**ENTRIES PROVIDED:**
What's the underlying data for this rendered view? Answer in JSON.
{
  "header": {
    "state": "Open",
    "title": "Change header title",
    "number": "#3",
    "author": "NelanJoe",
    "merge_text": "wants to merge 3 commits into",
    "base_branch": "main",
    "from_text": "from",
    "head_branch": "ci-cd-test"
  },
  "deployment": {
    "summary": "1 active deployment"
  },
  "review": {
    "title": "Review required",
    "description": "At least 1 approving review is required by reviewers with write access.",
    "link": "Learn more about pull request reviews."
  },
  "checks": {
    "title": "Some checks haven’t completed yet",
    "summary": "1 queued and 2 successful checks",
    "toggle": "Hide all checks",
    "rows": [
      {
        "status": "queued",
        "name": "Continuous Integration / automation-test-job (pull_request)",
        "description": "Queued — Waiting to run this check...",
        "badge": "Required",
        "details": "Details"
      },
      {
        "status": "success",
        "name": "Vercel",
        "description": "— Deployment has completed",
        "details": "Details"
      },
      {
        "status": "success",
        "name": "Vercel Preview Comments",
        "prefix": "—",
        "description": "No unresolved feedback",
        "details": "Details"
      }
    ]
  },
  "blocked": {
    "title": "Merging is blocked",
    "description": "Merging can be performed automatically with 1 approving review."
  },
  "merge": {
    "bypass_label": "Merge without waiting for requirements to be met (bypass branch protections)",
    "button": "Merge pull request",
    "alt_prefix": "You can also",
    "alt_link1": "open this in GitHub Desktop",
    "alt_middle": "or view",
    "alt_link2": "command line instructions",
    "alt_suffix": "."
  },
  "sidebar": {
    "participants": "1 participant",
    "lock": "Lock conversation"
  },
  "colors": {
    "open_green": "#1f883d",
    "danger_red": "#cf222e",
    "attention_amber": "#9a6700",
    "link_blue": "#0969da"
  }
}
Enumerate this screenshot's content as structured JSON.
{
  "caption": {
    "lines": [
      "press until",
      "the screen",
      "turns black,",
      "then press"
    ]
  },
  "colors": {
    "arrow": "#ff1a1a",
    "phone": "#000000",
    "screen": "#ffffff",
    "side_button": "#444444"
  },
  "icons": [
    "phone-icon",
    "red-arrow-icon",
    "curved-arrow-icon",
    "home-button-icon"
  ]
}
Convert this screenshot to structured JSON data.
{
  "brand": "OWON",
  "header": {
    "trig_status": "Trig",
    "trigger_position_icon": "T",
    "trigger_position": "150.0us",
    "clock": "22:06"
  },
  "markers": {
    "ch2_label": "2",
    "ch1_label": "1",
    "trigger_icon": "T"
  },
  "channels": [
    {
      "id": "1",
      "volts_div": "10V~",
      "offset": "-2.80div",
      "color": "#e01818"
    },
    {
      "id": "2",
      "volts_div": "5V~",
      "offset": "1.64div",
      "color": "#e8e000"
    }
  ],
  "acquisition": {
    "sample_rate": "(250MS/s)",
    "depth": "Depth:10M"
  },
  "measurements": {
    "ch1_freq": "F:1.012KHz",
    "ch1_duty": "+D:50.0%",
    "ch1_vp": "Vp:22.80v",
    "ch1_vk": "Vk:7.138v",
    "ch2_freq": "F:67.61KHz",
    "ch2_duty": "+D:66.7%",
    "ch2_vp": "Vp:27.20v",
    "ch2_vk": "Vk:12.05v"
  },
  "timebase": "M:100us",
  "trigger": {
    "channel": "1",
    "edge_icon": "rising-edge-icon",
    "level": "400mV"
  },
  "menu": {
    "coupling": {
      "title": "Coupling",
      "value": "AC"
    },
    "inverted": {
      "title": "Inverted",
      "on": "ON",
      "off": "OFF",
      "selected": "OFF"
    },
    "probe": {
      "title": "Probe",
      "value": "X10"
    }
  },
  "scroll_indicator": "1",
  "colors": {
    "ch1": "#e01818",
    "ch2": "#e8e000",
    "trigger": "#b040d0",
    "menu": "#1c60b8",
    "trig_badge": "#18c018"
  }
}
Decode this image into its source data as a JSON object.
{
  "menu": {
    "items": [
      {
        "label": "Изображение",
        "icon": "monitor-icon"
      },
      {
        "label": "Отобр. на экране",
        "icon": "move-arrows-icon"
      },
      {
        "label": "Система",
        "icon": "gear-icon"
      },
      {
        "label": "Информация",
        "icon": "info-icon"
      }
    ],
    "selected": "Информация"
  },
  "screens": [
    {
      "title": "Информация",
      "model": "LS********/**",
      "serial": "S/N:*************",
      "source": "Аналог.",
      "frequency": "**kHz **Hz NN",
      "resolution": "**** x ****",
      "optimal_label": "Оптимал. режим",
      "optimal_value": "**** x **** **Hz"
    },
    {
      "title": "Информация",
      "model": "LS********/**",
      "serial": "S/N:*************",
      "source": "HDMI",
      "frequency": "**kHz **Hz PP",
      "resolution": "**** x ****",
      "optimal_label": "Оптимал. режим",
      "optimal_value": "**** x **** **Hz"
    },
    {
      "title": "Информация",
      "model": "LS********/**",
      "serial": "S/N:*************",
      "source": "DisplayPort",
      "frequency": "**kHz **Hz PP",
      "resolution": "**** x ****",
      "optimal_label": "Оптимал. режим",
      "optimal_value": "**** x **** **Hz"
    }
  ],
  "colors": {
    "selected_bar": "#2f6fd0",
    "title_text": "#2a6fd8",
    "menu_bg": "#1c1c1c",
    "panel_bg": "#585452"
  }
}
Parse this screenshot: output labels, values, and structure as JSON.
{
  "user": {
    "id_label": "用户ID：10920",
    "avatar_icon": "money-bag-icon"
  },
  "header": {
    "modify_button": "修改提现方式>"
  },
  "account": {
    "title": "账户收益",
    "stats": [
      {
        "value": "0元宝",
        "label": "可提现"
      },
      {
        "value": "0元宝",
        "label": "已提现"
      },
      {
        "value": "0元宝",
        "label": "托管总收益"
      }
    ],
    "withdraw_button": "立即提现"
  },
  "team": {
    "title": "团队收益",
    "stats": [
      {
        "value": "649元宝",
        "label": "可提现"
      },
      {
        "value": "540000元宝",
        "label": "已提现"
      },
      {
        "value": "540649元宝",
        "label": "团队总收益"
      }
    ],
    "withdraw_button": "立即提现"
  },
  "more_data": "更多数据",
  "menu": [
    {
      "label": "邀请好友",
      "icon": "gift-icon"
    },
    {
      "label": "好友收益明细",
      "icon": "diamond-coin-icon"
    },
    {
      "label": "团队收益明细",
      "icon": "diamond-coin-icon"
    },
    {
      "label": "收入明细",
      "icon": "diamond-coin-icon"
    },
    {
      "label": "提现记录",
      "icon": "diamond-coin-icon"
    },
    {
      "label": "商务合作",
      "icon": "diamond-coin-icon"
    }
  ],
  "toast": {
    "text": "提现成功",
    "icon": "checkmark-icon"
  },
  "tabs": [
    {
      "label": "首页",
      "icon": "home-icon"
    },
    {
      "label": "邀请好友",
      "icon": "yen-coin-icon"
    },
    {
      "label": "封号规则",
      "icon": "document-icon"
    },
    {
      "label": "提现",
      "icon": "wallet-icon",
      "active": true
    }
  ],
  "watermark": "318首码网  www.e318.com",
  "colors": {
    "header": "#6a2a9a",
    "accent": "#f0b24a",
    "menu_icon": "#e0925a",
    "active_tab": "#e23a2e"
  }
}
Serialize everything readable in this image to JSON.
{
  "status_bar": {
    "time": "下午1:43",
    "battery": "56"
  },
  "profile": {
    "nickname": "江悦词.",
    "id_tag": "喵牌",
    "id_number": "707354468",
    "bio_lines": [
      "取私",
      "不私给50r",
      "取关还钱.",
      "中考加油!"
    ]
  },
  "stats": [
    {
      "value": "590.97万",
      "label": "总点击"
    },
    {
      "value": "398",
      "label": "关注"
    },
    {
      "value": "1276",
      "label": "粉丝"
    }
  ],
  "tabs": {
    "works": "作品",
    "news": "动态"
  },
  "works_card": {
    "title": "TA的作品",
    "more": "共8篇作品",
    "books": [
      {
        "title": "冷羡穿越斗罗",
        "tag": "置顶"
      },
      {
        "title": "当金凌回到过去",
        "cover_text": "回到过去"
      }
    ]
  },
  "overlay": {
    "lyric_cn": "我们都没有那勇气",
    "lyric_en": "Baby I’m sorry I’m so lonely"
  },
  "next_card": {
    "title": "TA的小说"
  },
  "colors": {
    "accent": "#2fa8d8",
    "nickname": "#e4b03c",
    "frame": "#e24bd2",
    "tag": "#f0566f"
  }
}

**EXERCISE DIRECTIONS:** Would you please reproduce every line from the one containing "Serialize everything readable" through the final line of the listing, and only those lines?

**WRITTEN REPLY:**
Serialize everything readable in this image to JSON.
{
  "status_bar": {
    "time": "下午1:43",
    "battery": "56"
  },
  "profile": {
    "nickname": "江悦词.",
    "id_tag": "喵牌",
    "id_number": "707354468",
    "bio_lines": [
      "取私",
      "不私给50r",
      "取关还钱.",
      "中考加油!"
    ]
  },
  "stats": [
    {
      "value": "590.97万",
      "label": "总点击"
    },
    {
      "value": "398",
      "label": "关注"
    },
    {
      "value": "1276",
      "label": "粉丝"
    }
  ],
  "tabs": {
    "works": "作品",
    "news": "动态"
  },
  "works_card": {
    "title": "TA的作品",
    "more": "共8篇作品",
    "books": [
      {
        "title": "冷羡穿越斗罗",
        "tag": "置顶"
      },
      {
        "title": "当金凌回到过去",
        "cover_text": "回到过去"
      }
    ]
  },
  "overlay": {
    "lyric_cn": "我们都没有那勇气",
    "lyric_en": "Baby I’m sorry I’m so lonely"
  },
  "next_card": {
    "title": "TA的小说"
  },
  "colors": {
    "accent": "#2fa8d8",
    "nickname": "#e4b03c",
    "frame": "#e24bd2",
    "tag": "#f0566f"
  }
}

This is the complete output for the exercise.